### About this exercise:
Only lines with the string "account" are wanted. Pull them out of the data.

======== Input records ========

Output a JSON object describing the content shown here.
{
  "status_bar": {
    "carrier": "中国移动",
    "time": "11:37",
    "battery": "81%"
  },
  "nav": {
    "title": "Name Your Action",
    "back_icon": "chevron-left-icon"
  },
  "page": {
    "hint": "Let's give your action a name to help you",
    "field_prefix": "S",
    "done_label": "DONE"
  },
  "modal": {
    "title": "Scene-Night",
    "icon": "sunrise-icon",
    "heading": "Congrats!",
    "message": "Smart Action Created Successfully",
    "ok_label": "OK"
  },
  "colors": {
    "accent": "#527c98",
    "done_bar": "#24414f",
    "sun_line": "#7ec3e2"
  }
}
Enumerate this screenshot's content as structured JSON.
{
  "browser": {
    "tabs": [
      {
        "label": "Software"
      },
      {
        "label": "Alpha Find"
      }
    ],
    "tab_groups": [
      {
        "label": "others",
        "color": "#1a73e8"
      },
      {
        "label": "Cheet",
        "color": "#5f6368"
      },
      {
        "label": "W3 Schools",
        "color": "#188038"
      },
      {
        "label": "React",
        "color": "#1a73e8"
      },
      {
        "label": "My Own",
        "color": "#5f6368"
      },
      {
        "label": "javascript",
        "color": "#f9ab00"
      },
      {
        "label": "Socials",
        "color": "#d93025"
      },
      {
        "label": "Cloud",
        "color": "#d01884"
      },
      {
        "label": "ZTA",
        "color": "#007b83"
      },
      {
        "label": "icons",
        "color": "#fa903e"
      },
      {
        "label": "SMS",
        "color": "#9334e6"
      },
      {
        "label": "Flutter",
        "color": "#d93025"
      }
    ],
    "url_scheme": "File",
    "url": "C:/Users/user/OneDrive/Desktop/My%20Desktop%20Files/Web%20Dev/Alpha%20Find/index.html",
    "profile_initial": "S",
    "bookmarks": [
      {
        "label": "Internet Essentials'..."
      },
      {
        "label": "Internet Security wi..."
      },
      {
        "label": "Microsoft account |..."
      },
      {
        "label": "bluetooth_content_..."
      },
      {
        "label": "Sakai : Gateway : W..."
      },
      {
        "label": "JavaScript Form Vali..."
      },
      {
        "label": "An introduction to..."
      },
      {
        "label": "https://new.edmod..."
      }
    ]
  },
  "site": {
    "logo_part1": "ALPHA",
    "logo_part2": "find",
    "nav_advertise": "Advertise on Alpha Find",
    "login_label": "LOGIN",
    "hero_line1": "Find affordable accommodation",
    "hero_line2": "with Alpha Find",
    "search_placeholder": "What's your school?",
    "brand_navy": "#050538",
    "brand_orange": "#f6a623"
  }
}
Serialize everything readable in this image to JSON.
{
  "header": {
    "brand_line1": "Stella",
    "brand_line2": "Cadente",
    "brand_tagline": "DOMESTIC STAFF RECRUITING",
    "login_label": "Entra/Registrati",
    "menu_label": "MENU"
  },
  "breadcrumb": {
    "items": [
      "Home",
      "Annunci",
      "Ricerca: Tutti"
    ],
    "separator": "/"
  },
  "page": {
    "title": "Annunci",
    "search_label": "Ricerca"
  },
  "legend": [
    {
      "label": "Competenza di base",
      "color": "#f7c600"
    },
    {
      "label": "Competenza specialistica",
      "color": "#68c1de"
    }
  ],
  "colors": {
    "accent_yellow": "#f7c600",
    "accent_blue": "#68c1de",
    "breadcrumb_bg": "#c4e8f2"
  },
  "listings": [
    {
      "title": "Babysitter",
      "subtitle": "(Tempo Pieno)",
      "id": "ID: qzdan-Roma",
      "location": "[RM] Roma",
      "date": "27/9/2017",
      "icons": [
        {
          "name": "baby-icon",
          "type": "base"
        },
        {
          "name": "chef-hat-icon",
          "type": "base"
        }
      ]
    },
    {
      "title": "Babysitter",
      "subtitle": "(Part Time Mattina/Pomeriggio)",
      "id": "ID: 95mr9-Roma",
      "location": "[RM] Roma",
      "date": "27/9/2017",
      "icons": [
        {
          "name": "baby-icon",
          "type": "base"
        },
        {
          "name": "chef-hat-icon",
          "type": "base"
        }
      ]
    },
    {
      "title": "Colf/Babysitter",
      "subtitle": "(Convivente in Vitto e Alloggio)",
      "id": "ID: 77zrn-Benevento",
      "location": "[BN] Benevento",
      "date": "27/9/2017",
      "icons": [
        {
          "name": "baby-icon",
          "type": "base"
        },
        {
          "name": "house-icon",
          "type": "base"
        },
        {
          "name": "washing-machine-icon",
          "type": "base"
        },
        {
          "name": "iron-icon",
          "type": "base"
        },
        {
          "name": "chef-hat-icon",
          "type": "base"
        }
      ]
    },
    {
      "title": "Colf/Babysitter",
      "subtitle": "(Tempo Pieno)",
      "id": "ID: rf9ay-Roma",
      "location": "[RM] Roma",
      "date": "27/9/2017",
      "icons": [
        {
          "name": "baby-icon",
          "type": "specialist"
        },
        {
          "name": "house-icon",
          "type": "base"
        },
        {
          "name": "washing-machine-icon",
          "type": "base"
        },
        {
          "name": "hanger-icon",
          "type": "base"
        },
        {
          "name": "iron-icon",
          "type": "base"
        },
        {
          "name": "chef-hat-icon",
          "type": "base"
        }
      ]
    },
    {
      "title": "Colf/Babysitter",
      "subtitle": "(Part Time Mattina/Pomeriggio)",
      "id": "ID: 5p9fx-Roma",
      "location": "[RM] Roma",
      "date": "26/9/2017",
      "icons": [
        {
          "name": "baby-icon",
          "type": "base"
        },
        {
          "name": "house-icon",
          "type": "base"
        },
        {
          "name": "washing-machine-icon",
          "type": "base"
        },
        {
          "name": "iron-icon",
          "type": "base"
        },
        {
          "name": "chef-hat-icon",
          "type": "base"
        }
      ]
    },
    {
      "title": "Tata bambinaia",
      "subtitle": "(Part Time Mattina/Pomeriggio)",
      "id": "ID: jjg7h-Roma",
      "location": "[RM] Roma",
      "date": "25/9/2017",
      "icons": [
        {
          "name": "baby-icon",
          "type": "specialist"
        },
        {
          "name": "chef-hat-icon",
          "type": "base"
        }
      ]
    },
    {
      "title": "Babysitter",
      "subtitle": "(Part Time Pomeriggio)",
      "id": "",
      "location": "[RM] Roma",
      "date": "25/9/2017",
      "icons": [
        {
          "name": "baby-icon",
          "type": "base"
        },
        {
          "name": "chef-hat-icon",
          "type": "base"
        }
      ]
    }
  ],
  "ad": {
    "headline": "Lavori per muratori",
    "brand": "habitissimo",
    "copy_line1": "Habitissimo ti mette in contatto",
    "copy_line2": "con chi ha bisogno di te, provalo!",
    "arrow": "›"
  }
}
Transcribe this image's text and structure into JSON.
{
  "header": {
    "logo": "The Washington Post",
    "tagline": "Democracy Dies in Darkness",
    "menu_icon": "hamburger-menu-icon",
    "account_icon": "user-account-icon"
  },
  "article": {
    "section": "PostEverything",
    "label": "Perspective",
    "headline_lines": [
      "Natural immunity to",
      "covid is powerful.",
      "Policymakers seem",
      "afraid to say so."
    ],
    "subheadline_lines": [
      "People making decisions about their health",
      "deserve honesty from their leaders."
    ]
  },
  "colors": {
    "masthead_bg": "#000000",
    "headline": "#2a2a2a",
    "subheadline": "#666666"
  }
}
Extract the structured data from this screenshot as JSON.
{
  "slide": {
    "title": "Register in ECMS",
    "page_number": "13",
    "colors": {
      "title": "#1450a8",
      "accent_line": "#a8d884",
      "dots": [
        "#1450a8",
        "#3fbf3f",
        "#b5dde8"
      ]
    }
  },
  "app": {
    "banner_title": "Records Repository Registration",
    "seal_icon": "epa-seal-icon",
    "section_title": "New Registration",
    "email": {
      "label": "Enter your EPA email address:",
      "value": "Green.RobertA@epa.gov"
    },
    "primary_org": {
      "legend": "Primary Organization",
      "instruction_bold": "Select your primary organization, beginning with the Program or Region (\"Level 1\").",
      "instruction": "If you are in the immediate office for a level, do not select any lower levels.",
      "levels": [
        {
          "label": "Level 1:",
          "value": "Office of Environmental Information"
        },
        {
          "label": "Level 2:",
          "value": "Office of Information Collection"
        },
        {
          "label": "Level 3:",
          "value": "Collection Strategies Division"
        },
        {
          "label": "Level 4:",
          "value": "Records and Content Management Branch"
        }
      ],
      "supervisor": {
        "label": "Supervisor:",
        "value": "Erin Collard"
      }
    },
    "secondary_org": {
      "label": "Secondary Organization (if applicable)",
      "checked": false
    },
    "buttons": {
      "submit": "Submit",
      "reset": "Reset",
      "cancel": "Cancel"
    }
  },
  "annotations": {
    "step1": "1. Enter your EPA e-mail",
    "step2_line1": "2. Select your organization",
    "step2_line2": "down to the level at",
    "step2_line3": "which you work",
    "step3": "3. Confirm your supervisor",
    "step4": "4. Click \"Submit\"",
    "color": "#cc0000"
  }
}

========

### Answer for this exercise:
        "label": "Microsoft account |..."
    "account_icon": "user-account-icon"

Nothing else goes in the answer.